Records drawn from a dataset
━━━━━━━━━━━━━━━━━━━━━━━━━━━━━━
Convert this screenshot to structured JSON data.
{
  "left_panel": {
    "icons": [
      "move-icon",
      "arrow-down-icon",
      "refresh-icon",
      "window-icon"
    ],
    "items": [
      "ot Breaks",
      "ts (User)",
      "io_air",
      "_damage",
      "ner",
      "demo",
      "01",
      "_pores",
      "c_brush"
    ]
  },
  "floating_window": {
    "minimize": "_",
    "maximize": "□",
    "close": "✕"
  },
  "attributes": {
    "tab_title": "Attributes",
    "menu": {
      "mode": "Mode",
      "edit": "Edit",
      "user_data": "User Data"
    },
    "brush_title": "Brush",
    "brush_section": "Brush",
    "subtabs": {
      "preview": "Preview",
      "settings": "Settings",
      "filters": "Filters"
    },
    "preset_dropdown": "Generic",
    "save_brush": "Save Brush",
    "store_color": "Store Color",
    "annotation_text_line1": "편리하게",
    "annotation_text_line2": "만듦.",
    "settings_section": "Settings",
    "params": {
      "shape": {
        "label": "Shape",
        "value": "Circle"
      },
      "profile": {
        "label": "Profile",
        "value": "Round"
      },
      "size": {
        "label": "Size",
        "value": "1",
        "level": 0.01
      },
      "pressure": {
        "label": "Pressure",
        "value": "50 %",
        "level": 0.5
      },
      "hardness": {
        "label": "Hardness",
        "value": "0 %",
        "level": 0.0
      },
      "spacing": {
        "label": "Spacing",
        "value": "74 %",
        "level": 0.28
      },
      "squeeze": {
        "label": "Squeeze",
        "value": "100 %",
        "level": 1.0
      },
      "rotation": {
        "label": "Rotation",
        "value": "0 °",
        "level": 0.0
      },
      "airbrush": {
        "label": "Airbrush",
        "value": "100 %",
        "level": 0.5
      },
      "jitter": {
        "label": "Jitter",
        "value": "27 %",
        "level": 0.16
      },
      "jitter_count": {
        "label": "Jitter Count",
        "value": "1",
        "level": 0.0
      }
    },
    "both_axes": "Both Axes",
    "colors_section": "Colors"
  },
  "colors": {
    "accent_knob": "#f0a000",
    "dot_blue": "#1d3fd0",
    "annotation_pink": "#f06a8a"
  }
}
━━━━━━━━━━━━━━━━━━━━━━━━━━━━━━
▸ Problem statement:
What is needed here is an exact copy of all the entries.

▸ Reply:
Convert this screenshot to structured JSON data.
{
  "left_panel": {
    "icons": [
      "move-icon",
      "arrow-down-icon",
      "refresh-icon",
      "window-icon"
    ],
    "items": [
      "ot Breaks",
      "ts (User)",
      "io_air",
      "_damage",
      "ner",
      "demo",
      "01",
      "_pores",
      "c_brush"
    ]
  },
  "floating_window": {
    "minimize": "_",
    "maximize": "□",
    "close": "✕"
  },
  "attributes": {
    "tab_title": "Attributes",
    "menu": {
      "mode": "Mode",
      "edit": "Edit",
      "user_data": "User Data"
    },
    "brush_title": "Brush",
    "brush_section": "Brush",
    "subtabs": {
      "preview": "Preview",
      "settings": "Settings",
      "filters": "Filters"
    },
    "preset_dropdown": "Generic",
    "save_brush": "Save Brush",
    "store_color": "Store Color",
    "annotation_text_line1": "편리하게",
    "annotation_text_line2": "만듦.",
    "settings_section": "Settings",
    "params": {
      "shape": {
        "label": "Shape",
        "value": "Circle"
      },
      "profile": {
        "label": "Profile",
        "value": "Round"
      },
      "size": {
        "label": "Size",
        "value": "1",
        "level": 0.01
      },
      "pressure": {
        "label": "Pressure",
        "value": "50 %",
        "level": 0.5
      },
      "hardness": {
        "label": "Hardness",
        "value": "0 %",
        "level": 0.0
      },
      "spacing": {
        "label": "Spacing",
        "value": "74 %",
        "level": 0.28
      },
      "squeeze": {
        "label": "Squeeze",
        "value": "100 %",
        "level": 1.0
      },
      "rotation": {
        "label": "Rotation",
        "value": "0 °",
        "level": 0.0
      },
      "airbrush": {
        "label": "Airbrush",
        "value": "100 %",
        "level": 0.5
      },
      "jitter": {
        "label": "Jitter",
        "value": "27 %",
        "level": 0.16
      },
      "jitter_count": {
        "label": "Jitter Count",
        "value": "1",
        "level": 0.0
      }
    },
    "both_axes": "Both Axes",
    "colors_section": "Colors"
  },
  "colors": {
    "accent_knob": "#f0a000",
    "dot_blue": "#1d3fd0",
    "annotation_pink": "#f06a8a"
  }
}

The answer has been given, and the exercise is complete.